YOUR ASSIGNMENT:
Please count how many lines in the entries below contain "ball" and reply with the figure alone.

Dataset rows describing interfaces
· · · · · · ·

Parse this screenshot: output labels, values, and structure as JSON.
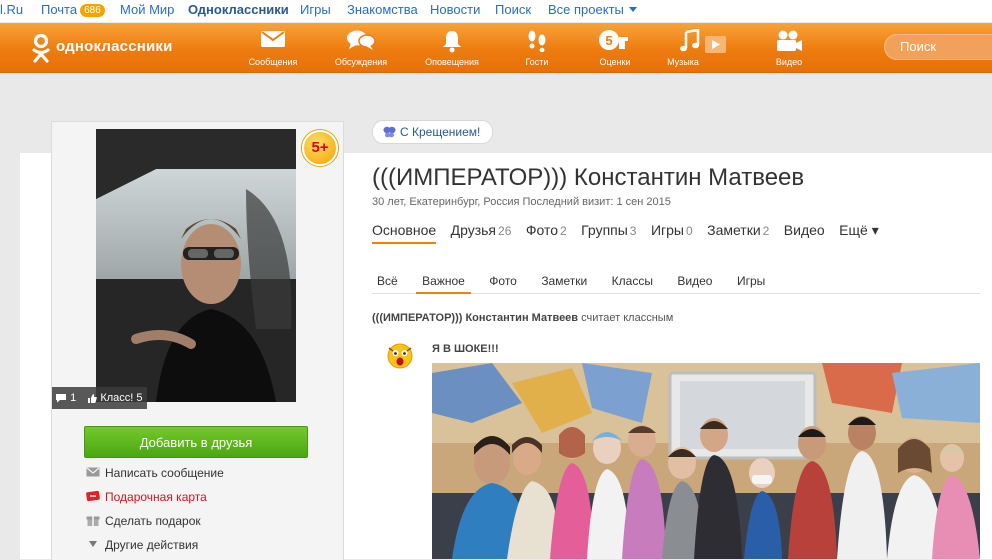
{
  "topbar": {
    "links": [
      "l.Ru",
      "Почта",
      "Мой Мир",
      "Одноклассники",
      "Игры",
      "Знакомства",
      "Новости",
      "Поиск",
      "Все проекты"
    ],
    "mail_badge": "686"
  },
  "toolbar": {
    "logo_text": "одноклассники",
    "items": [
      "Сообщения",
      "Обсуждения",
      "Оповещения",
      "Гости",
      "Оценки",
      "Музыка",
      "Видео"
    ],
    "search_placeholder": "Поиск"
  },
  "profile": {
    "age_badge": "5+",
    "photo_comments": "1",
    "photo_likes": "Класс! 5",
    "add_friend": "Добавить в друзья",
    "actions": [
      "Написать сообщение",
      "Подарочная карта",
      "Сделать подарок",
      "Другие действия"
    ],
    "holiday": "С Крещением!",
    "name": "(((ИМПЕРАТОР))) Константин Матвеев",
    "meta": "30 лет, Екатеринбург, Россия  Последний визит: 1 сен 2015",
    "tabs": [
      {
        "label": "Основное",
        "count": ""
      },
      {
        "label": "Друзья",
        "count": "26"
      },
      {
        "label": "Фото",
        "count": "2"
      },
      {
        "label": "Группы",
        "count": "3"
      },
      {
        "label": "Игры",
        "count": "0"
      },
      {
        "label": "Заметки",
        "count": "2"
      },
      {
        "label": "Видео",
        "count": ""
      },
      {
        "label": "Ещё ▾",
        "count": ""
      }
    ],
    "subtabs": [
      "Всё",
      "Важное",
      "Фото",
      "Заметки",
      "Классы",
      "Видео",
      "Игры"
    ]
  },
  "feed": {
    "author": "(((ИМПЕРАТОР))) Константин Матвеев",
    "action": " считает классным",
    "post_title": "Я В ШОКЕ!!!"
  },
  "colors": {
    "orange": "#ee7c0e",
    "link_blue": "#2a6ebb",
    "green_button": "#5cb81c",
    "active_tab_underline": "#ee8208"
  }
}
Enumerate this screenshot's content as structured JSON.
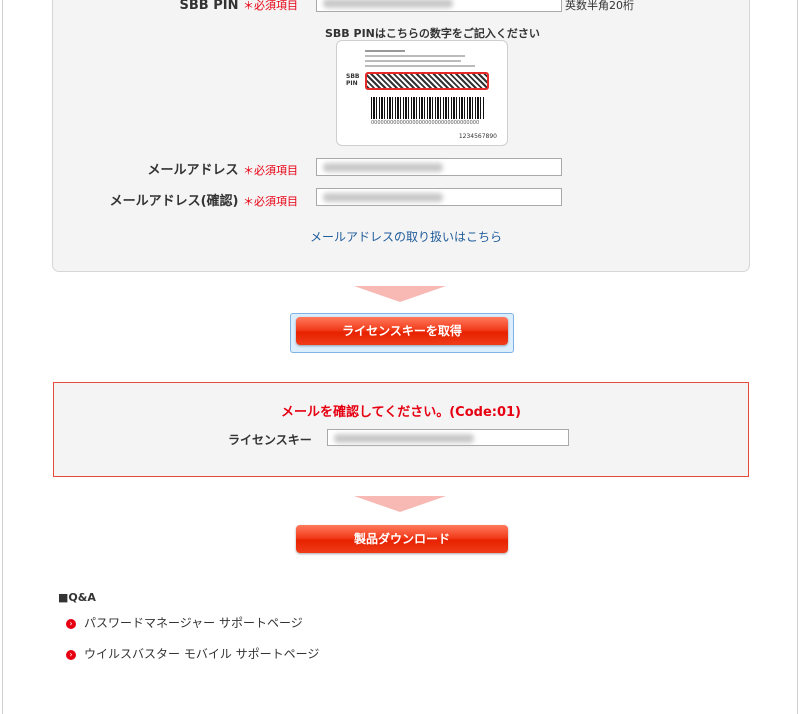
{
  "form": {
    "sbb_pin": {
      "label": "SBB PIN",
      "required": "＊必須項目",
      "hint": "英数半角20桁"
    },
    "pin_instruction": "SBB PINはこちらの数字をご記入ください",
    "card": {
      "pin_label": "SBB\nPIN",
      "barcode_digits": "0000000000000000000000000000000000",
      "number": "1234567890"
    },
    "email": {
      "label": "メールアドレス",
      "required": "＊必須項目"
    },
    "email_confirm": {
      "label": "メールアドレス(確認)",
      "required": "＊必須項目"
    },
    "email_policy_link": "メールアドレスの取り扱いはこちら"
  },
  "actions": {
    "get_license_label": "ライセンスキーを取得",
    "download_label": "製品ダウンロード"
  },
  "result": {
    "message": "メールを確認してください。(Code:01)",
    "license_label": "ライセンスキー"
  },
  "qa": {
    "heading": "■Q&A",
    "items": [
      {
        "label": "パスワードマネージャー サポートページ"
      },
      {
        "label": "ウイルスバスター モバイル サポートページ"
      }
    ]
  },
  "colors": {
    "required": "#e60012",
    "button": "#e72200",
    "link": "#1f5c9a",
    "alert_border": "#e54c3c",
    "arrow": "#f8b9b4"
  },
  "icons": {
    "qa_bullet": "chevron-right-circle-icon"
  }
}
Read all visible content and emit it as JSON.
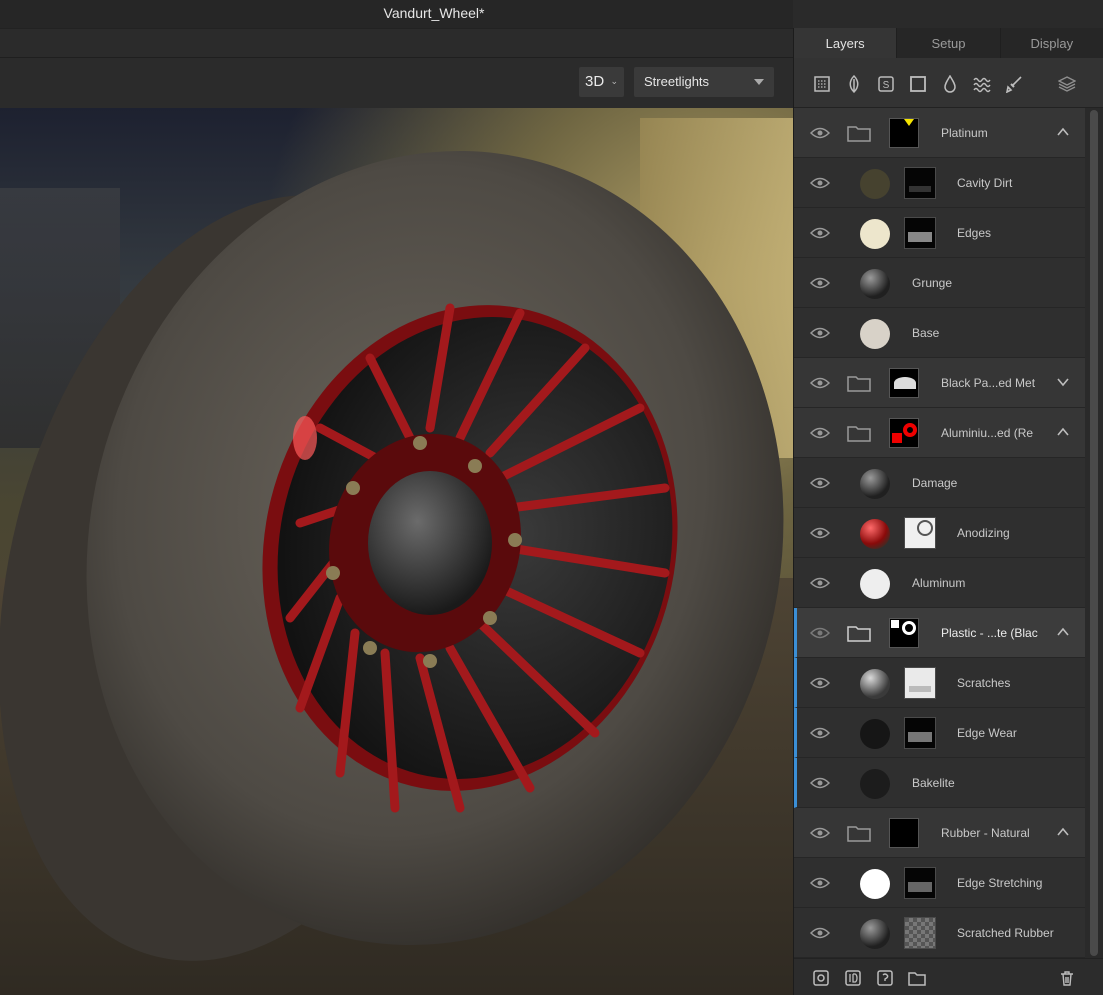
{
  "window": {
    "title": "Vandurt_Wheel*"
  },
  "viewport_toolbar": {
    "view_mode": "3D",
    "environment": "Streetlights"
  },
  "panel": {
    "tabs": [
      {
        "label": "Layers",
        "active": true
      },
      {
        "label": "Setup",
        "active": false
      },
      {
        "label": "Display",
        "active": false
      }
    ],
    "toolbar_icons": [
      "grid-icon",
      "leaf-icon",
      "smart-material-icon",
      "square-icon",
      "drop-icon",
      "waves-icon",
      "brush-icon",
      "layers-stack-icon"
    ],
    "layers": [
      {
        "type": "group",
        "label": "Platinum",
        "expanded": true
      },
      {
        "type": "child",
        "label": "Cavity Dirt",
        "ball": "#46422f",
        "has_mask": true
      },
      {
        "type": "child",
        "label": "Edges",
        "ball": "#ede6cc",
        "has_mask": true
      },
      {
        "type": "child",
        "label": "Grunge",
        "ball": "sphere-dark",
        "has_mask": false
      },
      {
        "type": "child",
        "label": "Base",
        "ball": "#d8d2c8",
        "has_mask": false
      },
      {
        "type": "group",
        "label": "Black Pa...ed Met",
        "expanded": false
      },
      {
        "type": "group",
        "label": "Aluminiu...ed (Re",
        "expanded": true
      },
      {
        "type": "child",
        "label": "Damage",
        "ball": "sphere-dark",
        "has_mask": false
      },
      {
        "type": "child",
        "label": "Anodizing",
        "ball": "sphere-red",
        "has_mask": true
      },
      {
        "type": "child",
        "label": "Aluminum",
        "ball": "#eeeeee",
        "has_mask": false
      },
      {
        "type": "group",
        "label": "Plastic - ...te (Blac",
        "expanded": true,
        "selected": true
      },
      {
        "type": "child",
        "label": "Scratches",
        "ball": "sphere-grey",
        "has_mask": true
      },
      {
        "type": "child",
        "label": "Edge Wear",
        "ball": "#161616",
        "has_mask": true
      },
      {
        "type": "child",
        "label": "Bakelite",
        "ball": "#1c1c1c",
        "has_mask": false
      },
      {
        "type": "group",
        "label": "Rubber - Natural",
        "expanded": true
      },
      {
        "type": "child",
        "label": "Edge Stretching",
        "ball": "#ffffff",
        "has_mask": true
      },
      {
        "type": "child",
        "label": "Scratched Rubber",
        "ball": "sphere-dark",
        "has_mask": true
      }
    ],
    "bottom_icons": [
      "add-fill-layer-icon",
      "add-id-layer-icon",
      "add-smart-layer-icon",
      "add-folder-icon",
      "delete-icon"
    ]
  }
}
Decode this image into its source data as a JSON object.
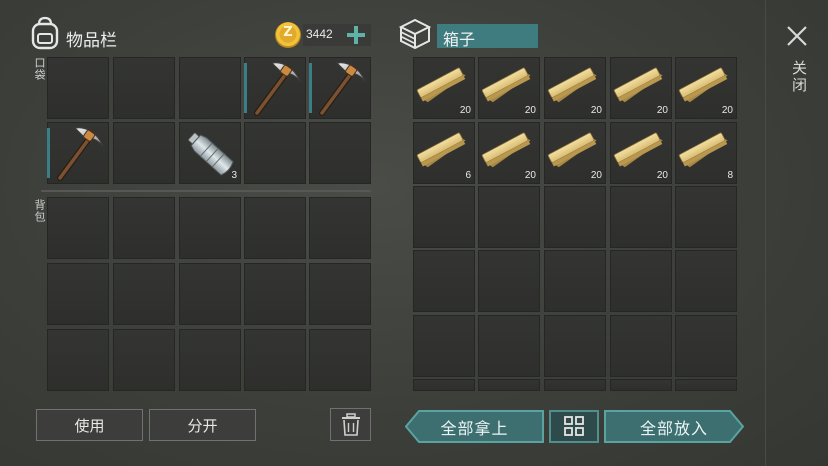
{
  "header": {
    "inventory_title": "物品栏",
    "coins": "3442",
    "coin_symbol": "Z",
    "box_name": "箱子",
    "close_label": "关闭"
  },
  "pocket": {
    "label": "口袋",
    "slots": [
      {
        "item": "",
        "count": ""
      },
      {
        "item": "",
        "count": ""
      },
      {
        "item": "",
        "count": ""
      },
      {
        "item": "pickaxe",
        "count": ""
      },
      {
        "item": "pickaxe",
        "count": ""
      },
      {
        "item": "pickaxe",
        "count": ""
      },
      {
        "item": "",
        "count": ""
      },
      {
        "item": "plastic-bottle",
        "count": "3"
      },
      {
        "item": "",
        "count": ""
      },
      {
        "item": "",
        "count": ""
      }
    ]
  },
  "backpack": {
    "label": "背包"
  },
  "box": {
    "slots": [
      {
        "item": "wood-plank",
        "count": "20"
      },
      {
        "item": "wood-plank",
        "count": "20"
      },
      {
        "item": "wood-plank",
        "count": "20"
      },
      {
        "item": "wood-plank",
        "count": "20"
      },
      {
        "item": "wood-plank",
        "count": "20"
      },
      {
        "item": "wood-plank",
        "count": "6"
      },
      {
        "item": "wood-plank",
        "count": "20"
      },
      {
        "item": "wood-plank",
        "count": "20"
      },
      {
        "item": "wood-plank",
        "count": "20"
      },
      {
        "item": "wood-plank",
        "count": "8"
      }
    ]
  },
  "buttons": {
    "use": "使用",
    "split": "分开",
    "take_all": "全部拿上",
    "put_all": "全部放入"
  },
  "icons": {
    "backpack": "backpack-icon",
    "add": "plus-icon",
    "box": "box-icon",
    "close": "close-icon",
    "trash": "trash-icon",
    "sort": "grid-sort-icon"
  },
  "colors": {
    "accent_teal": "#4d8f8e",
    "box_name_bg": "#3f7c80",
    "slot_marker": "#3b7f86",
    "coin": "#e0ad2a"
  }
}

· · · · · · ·

RESPONSE:
12